Mike Rogers Says NSA Told Congress About Spying On Foreign Leaders; Cuts Off Rep. Who Say That's Not True
from the incredible dept
Of course, given that Rogers' counterpart in the Senate, Dianne Feinstein, claims that she wasn't informed, this seems a bit strange. But it got even stranger when various other committee members, including Rep. Jan Schakowsky and Rep. Adam Schiff made it clear that they had no idea this was going, despite being on the committee.
That resulted in an incredible exchange, in which Rogers attacked others on the Committee, suggesting that they should just shut up if they're going to say they weren't informed -- hinting that some Committee members "do more work than others." Schiff, quite reasonably, appeared to take offense to this, and challenged Rogers, asking for more details as to when and how the Committee was told about spying on foreign leaders. Rogers without actually answering the question kept "warning" other members not to say something about this.
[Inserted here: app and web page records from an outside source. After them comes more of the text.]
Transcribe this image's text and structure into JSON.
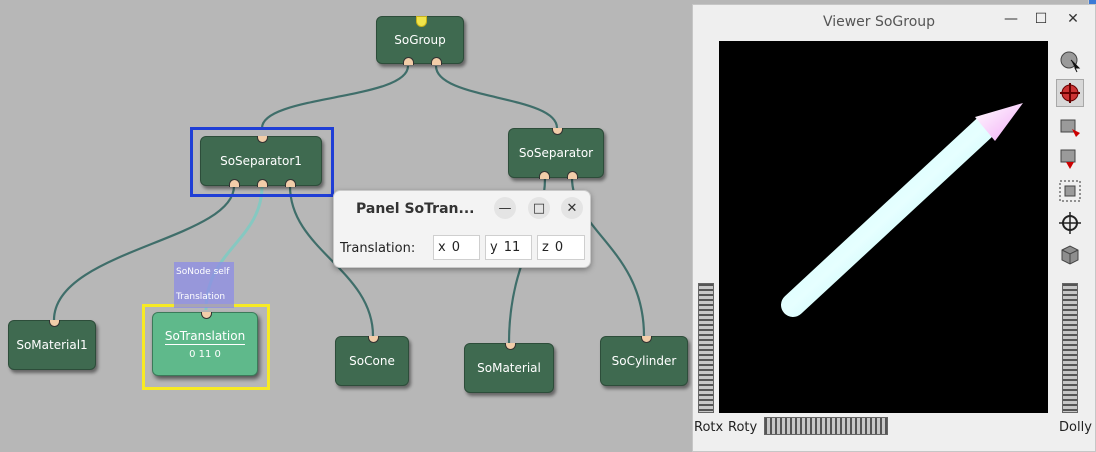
{
  "graph": {
    "nodes": {
      "sogroup": "SoGroup",
      "soseparator1": "SoSeparator1",
      "soseparator": "SoSeparator",
      "somaterial1": "SoMaterial1",
      "sotranslation": "SoTranslation",
      "sotranslation_value": "0 11 0",
      "socone": "SoCone",
      "somaterial": "SoMaterial",
      "socylinder": "SoCylinder"
    },
    "tooltip": {
      "line1": "SoNode self",
      "line2": "Translation"
    }
  },
  "panel": {
    "title": "Panel SoTran...",
    "row_label": "Translation:",
    "fields": [
      {
        "axis": "x",
        "value": "0"
      },
      {
        "axis": "y",
        "value": "11"
      },
      {
        "axis": "z",
        "value": "0"
      }
    ],
    "buttons": {
      "minimize": "—",
      "maximize": "□",
      "close": "✕"
    }
  },
  "viewer": {
    "title": "Viewer SoGroup",
    "buttons": {
      "minimize": "—",
      "maximize": "☐",
      "close": "✕"
    },
    "labels": {
      "rotx": "Rotx",
      "roty": "Roty",
      "dolly": "Dolly"
    },
    "side_icons": [
      "pick-arrow-icon",
      "view-move-icon",
      "home-icon",
      "set-home-icon",
      "view-all-icon",
      "seek-icon",
      "projection-cube-icon"
    ]
  },
  "colors": {
    "background": "#b7b7b7",
    "node": "#3f6a50",
    "node_active": "#5fb98b",
    "port": "#f2cda9",
    "wire": "#3f6e6a",
    "selection_blue": "#1f3ed6",
    "selection_yellow": "#f7ea24"
  }
}
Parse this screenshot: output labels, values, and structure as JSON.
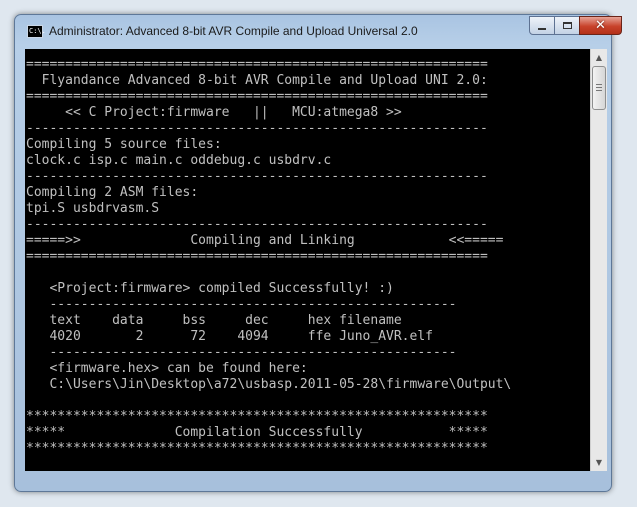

Schiff broke in again (with Rogers trying to stop him from talking) to ask if the Committee was directly informed about this or if it was just a giant data dump of information that he would have had to go through carefully to find out who they were spying on. Rogers again refused to answer the question, and again hinted that those who put in the "effort" would have known about this -- and then flat out cut off Schiff and handed the floor to Rep. Michele Bachmann, who went back to tossing softballs (sample question: "Do you think Snowden is a traitor?").
In the end, Rogers weak attempt to continue to defend the NSA here made it pretty clear, once again, that the claims that he has not adequately informed others in Congress of what's going on are quite accurate.